Wednesday, February 15, 2012

Assessment in the Partnering Pedagogy

     In his book, Teaching Digital Natives, author Marc Prensky ends with a chapter on assessment, something all teachers struggle with because it is how we find out whether or not our students "get it."  Prensky feels that the current trend is to assess to find out where a student stands in relationship to other students, where do they fall along that Bell curve.  However, the author feels that assessment should, instead, be used for the student's good to ascertain whether or not they are learning or improving much needed skills.

    Prensky offers many different types of assessment for teachers to try which could possibly be better tools in determining whether or not students are, in fact, learning and progressing.  Some of these include peer assessment, real-world assessment, and self assessment.  For a teacher like myself, who does indeed find safety in formal, summative assessments, these types of "grading" leave me with one question:   Do they really measure a student's knowledge?  I will admit that moving away from a "unit test" to find out if my students are learning the concepts I am teaching is a scary venture for me.  For this to work, teachers, students, and parents will have to buy into the value of these types of assessments, and fully participate in their creation and implementation.  Given the current STAAR testing in Texas, I am not sure how a non-summative assessment system will prepare students for what they need to know to master the state's tests.
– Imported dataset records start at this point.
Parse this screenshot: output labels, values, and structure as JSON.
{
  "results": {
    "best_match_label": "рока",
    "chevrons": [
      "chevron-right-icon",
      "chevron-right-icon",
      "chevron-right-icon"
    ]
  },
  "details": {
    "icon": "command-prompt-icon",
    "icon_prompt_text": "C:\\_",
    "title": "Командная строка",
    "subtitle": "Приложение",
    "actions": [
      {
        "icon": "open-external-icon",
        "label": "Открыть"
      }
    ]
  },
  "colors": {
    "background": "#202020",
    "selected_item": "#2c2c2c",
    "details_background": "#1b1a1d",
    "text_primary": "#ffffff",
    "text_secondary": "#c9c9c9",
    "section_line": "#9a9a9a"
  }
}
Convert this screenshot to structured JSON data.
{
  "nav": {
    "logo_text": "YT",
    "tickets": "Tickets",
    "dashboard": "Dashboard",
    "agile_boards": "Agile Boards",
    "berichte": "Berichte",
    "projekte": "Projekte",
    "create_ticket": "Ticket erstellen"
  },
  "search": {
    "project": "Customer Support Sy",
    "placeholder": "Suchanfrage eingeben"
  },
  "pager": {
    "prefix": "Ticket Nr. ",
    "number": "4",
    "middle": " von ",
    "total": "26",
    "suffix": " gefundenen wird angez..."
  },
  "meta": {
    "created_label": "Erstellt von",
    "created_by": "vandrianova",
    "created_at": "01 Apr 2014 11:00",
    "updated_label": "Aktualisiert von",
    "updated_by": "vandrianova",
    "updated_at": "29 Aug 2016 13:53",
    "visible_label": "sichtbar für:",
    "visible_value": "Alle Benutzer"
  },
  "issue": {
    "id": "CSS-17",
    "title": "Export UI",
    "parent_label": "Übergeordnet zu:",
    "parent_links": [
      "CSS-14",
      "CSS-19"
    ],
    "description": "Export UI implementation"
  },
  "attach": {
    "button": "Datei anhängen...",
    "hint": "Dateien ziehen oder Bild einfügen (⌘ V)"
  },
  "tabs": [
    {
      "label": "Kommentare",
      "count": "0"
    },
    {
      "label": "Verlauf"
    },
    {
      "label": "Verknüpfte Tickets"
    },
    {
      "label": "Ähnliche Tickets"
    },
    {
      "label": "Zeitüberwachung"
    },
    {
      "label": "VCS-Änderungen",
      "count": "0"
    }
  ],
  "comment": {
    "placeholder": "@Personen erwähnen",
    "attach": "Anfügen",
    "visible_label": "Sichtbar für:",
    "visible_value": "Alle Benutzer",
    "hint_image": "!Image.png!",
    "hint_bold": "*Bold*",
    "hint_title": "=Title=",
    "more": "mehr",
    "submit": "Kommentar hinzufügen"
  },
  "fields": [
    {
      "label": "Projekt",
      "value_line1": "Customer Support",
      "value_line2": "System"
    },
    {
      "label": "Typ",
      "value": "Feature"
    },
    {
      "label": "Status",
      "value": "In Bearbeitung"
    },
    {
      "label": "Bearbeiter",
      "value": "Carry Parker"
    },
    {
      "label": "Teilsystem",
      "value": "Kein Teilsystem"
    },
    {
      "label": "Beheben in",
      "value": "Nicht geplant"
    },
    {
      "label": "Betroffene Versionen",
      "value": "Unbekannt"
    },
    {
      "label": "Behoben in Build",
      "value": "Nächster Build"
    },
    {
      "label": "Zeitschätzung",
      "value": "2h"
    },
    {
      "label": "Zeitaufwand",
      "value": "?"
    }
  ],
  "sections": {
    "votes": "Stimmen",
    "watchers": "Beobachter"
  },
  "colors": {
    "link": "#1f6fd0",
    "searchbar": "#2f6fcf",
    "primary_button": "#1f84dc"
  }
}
     One aspect that Prensky carries into this chapter that is maintained throughout his book is the teacher and students as "partners."  He sees this even more so in relationship to assessment. He continually stresses the need for "feedback" where assessment is involved.  Often on tests, the only feedback students get is a red X that says the answer is wrong.  There is no discussion or contact with the teacher to help the student understand how to improve or to find out what the correct answer is.

     Prensky also delves into assessing teachers', administrators' parents', schools', nation's, and the world's progress.  Most of what he writes about centers around the changing environment in education and how it is necessary for all involved to move forward towards a "partnering" framework for the betterment of our students.

     I found what the author had to say very enlightening, yet for me, a bit difficult to grasp how I would actually go about implementing the types of assessment he discusses.  I would definitely need to see these types of assessment in action in other classrooms in order to better understand how they are really evaluating the knowledge our students have of the concepts they are being taught.

1 comment:

  1. I can completely understand your reluctance to give up the safety of standard assessment for students. My students while working on class documentaries (an assessment) still had to take a "regular" test.

    I was thrilled to see the section of the test that was covered the information they were working with for their documentaries was where they scored the highest. So maybe, they get it with out me having to make review sheets. It feels really liberating that they can get it with out me giving "it" to them.